- _Exercise prompt_
What lines below include the string "label"? Pick them out and copy them.

──────── Data extract

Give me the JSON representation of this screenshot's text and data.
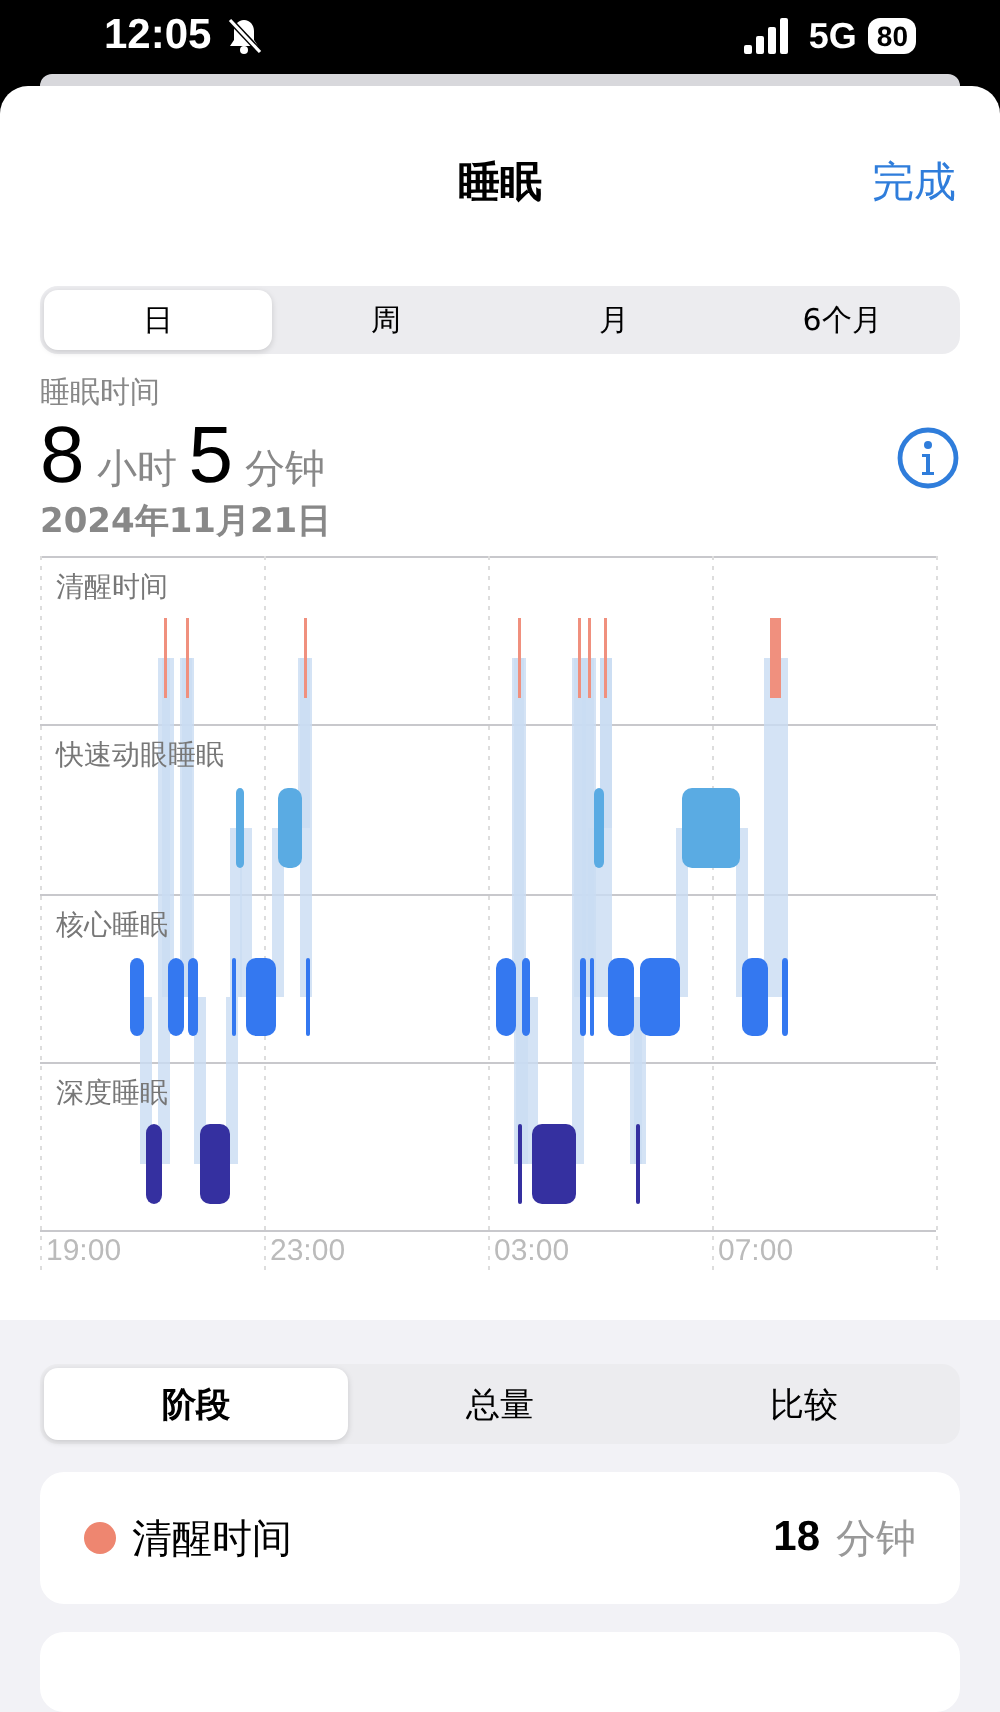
{
  "status_bar": {
    "time": "12:05",
    "network": "5G",
    "battery": "80"
  },
  "header": {
    "title": "睡眠",
    "done": "完成"
  },
  "range_tabs": [
    {
      "label": "日",
      "selected": true
    },
    {
      "label": "周",
      "selected": false
    },
    {
      "label": "月",
      "selected": false
    },
    {
      "label": "6个月",
      "selected": false
    }
  ],
  "summary": {
    "label": "睡眠时间",
    "hours": "8",
    "hours_unit": "小时",
    "minutes": "5",
    "minutes_unit": "分钟",
    "date": "2024年11月21日"
  },
  "chart": {
    "stages": [
      "清醒时间",
      "快速动眼睡眠",
      "核心睡眠",
      "深度睡眠"
    ],
    "times": [
      "19:00",
      "23:00",
      "03:00",
      "07:00"
    ]
  },
  "view_tabs": [
    {
      "label": "阶段",
      "selected": true
    },
    {
      "label": "总量",
      "selected": false
    },
    {
      "label": "比较",
      "selected": false
    }
  ],
  "stage_rows": [
    {
      "name": "清醒时间",
      "color": "#ee8670",
      "value": "18",
      "unit": "分钟"
    }
  ]
}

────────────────

- _Task result_
      "label": "日",
      "label": "周",
      "label": "月",
      "label": "6个月",
    "label": "睡眠时间",
      "label": "阶段",
      "label": "总量",
      "label": "比较",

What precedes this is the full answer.